Random Awesome Passages From Rep. Steve Israel's 'The Global War on Morris'

The budding writer. (Tom Williams/CQ Roll Call File Photo)

As Rep. Steve Israel, D-N.Y., rolls out his book tour for his satirical novel "The Global War on Morris," Roll Call After Dark makes note of some of the book's passages, in a random and hopefully entertaining manner.

Want more? Israel reads from his novel at Politics and Prose at 5015 Connecticut Ave. NW on Wednesday at 7 p.m.  

Decoding the Sometimes Mystifying Vocabulary of Politics

Have you ever found yourself walking back a dog whistle on the basis of a Washington handshake? Sometimes the political world's vocabulary is otherworldly. In those cases, "Dog Whistles, Walk-Backs & Washington Handshakes: Decoding the Jargon, Slang and Bluster of American Political Speech," is here to help.  

This new book, the product of veteran political journalists Chuck McCutcheon and David Mark, provides a breezy guide to the arcane shibboleths employed by the lawmakers, journalists, staffers, fixers (defined on p. 13) and other citizens primarily of the Acela Corridor (defined on p. 70). Its fun tone belies its utility, as even the most seasoned D.C. sherpa (p.25) or graybeard (p. 34) may not know the ins and outs of each and every term. Want to know the genesis of some of the budgetese (p. 102) thrown around in the coming weeks?
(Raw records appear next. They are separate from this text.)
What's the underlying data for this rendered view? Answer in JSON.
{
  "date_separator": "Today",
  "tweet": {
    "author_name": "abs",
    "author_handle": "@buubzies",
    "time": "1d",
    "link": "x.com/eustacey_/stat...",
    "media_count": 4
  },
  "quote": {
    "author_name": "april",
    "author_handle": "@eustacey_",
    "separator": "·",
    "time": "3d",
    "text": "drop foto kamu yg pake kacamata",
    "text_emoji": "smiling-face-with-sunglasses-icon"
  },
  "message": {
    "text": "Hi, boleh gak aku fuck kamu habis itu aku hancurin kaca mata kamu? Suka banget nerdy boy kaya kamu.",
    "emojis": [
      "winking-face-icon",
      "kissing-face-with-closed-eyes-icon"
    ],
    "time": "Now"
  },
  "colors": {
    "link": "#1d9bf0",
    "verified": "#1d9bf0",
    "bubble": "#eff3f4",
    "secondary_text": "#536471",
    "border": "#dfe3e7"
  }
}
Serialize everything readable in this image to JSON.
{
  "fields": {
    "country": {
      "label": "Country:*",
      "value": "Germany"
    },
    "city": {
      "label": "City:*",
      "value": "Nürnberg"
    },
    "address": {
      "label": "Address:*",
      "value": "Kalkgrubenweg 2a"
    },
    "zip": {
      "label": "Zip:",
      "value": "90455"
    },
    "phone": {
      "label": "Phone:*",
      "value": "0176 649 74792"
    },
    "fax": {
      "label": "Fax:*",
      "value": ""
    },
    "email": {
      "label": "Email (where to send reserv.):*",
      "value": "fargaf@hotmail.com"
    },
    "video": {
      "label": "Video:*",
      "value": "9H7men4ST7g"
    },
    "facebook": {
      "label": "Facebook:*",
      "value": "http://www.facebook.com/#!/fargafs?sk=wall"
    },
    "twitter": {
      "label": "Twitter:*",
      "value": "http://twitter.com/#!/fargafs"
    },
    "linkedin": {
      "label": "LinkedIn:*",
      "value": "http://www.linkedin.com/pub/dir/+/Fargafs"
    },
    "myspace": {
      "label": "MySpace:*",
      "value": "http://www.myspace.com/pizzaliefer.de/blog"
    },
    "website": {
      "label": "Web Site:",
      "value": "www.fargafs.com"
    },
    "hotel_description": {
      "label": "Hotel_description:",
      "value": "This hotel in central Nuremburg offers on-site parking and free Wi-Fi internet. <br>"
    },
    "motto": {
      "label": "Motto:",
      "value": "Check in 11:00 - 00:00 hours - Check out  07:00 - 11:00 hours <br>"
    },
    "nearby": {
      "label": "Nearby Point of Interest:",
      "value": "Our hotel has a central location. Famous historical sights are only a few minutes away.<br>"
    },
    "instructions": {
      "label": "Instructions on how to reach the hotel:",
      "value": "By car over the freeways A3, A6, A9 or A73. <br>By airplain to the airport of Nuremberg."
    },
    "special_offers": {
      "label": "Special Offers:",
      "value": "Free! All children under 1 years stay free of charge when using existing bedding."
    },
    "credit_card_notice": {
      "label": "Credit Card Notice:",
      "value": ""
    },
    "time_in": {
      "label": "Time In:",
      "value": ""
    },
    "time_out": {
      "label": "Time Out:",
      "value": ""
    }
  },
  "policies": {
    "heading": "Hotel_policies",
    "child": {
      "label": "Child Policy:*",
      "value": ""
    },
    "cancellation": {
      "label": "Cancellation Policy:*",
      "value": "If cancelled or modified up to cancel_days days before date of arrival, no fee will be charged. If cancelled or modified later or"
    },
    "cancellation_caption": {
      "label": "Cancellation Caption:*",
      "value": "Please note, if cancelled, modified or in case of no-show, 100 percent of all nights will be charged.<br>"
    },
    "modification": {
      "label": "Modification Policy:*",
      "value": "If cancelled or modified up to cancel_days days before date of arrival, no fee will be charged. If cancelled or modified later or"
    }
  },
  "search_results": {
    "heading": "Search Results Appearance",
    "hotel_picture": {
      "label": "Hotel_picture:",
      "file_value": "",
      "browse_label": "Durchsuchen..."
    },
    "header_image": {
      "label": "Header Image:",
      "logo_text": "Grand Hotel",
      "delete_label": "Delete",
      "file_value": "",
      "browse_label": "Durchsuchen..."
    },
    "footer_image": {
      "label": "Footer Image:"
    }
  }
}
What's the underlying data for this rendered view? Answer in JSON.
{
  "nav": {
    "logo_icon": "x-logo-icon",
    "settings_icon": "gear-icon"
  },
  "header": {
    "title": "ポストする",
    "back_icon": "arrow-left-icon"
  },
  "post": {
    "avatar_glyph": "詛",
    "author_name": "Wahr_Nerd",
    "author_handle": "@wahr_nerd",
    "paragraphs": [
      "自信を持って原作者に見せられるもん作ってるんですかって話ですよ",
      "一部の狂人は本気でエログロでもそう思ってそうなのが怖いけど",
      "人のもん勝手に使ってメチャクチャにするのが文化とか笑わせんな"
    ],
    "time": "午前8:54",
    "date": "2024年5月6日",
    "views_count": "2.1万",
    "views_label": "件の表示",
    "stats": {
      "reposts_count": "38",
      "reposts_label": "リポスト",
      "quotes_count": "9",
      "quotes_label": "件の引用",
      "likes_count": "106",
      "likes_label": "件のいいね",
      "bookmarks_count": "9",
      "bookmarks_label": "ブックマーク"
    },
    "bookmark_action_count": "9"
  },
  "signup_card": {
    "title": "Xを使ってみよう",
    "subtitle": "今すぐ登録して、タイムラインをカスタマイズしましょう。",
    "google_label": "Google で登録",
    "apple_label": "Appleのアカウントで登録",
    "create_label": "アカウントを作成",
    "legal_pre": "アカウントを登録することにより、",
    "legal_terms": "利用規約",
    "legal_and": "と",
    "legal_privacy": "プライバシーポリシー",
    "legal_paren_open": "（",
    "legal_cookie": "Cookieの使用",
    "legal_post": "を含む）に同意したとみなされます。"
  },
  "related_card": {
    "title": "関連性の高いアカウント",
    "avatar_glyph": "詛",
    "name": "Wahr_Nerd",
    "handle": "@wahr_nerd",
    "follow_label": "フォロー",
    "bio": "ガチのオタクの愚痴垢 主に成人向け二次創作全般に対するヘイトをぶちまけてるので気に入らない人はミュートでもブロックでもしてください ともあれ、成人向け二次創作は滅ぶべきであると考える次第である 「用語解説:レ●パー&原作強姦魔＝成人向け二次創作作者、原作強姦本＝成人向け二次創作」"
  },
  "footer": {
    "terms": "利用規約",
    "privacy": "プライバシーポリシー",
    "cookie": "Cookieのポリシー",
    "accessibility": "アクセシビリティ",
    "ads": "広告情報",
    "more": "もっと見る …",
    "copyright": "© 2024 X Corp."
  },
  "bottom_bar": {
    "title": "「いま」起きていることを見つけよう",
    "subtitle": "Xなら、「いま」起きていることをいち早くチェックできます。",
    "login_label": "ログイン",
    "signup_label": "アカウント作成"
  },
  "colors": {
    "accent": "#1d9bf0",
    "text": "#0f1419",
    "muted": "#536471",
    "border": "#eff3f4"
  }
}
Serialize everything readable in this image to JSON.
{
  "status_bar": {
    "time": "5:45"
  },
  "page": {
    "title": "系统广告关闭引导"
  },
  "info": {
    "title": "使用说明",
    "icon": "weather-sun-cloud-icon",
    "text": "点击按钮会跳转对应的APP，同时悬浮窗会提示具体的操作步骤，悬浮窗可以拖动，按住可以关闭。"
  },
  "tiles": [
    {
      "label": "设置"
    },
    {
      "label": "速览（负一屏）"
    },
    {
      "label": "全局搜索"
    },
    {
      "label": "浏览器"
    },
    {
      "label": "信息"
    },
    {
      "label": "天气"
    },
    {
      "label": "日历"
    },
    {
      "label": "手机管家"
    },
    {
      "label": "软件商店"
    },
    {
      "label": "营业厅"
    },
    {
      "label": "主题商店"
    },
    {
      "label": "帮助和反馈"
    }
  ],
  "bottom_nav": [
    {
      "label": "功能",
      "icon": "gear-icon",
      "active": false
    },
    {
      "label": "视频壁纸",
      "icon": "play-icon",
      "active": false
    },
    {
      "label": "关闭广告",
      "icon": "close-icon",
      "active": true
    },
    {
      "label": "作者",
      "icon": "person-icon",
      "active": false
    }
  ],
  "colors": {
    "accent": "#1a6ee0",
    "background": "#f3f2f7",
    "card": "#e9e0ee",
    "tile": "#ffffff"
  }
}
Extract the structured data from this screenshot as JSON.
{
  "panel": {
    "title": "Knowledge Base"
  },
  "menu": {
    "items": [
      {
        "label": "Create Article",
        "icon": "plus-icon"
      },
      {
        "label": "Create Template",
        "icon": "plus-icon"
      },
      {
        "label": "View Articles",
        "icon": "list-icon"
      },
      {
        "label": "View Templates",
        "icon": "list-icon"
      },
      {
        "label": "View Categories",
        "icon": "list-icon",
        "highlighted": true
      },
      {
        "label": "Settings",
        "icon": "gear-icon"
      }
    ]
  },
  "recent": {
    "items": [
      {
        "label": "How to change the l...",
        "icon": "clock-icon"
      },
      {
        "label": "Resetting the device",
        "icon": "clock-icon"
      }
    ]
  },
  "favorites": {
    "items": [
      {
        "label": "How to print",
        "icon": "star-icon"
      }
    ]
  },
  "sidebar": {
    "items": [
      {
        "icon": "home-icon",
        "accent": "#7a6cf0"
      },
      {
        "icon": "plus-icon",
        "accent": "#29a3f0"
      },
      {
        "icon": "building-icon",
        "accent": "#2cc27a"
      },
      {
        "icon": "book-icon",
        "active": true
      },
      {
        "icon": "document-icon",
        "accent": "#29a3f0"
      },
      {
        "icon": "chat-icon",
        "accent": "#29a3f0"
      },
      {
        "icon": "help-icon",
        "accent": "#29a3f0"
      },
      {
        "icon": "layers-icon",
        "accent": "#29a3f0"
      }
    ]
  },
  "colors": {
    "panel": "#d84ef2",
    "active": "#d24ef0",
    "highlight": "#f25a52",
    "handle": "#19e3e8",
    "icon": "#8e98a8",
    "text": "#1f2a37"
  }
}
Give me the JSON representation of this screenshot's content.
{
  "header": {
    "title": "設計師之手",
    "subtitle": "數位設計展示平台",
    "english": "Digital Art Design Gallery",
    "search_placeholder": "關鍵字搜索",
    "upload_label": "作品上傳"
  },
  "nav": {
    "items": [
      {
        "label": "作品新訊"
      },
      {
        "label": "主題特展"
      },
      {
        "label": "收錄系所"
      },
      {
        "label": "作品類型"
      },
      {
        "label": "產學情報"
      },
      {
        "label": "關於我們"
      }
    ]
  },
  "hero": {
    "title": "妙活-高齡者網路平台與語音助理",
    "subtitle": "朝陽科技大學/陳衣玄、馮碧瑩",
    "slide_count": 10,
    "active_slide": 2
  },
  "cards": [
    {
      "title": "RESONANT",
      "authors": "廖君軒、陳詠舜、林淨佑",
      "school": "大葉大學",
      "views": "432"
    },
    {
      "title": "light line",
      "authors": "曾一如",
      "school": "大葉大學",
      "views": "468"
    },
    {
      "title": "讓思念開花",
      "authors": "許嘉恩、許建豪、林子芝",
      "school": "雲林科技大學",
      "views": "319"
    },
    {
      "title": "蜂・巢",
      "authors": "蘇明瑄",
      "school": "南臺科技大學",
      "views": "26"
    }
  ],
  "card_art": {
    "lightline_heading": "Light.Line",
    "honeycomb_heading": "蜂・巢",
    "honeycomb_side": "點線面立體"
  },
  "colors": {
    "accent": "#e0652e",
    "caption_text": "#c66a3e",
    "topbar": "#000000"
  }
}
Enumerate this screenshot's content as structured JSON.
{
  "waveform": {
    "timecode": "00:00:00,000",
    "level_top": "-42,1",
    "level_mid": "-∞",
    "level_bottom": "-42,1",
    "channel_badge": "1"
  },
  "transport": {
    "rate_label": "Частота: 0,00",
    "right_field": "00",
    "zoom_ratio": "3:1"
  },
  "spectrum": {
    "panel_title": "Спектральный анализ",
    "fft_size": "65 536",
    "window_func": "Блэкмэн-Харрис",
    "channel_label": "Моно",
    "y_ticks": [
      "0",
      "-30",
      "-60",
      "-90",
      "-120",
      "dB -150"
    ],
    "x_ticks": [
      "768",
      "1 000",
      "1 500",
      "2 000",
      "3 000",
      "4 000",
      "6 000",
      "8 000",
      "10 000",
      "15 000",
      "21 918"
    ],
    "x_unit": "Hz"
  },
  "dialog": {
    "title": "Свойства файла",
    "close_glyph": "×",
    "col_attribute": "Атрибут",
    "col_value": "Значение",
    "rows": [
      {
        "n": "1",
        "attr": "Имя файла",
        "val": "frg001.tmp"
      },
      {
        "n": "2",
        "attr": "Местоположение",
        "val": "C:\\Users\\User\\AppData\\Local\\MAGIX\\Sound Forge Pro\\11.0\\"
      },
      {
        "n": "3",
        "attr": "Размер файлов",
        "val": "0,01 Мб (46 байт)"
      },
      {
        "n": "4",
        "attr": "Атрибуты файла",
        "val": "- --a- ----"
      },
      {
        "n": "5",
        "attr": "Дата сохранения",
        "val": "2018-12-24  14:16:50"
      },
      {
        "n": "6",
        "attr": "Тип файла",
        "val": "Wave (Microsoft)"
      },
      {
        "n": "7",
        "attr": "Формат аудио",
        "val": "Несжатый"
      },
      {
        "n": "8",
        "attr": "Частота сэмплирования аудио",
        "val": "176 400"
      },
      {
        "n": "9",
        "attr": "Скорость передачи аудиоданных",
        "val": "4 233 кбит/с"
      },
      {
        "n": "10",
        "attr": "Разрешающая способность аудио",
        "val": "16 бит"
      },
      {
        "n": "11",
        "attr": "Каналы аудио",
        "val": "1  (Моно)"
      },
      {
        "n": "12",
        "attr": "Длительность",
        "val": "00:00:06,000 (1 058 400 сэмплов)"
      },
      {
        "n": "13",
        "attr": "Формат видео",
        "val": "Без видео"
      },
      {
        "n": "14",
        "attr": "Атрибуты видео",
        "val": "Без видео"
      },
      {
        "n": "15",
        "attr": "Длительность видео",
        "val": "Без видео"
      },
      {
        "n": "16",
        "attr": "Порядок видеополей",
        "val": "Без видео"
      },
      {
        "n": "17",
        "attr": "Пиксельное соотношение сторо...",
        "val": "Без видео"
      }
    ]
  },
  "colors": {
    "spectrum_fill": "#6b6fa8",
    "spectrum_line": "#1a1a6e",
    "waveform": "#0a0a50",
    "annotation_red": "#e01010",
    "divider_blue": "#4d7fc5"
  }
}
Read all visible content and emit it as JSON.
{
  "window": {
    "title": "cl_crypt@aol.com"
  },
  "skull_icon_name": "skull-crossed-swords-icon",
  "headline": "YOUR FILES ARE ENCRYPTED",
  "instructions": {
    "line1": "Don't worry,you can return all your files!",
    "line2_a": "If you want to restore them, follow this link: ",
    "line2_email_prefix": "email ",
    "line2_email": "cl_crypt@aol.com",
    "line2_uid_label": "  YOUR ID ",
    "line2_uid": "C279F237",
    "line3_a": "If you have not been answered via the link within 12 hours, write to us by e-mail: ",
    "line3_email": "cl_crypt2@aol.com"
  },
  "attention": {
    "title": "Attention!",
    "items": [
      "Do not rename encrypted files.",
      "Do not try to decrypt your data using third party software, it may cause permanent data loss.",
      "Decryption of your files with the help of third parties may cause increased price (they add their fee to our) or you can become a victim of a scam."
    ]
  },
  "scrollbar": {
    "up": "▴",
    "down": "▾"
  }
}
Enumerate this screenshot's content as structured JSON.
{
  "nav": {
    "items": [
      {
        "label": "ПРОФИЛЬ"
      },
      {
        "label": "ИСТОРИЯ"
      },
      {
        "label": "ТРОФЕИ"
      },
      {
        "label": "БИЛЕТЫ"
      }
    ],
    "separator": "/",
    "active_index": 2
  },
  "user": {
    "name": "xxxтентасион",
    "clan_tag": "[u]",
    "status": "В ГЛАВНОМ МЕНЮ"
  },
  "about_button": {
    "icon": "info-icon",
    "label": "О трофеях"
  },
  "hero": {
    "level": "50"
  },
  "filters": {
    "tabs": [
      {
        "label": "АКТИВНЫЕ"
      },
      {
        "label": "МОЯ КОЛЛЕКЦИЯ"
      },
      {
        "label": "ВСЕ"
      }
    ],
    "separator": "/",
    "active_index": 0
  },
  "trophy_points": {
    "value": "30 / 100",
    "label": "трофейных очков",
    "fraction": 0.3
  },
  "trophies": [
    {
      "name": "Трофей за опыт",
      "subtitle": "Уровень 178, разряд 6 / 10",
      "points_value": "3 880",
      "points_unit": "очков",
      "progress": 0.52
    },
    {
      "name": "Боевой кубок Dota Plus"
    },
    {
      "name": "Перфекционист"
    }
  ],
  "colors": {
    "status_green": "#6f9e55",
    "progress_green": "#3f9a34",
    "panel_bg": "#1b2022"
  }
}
This is the place.  

Party Like It's 1844
'Innovative State' Builds Case for Acting Like Adults

In the middle of a political season, with members of Congress hunkering down amid the midterm election season, it's refreshing to pick up a book — a policy book even! — that makes the case that it's possible to work across party lines for the common good.  

Aneesh Chopra, former chief technology officer for the United States and Virginia's former secretary of technology, writes in his book "Innovative State" that the way to go beyond the management cliches of "working smarter" and "doing more with less" is to both keep in mind that innovation has defined basic human progress and good people usually come around to good ideas, whether it's a non-spoils civil service or digital communication.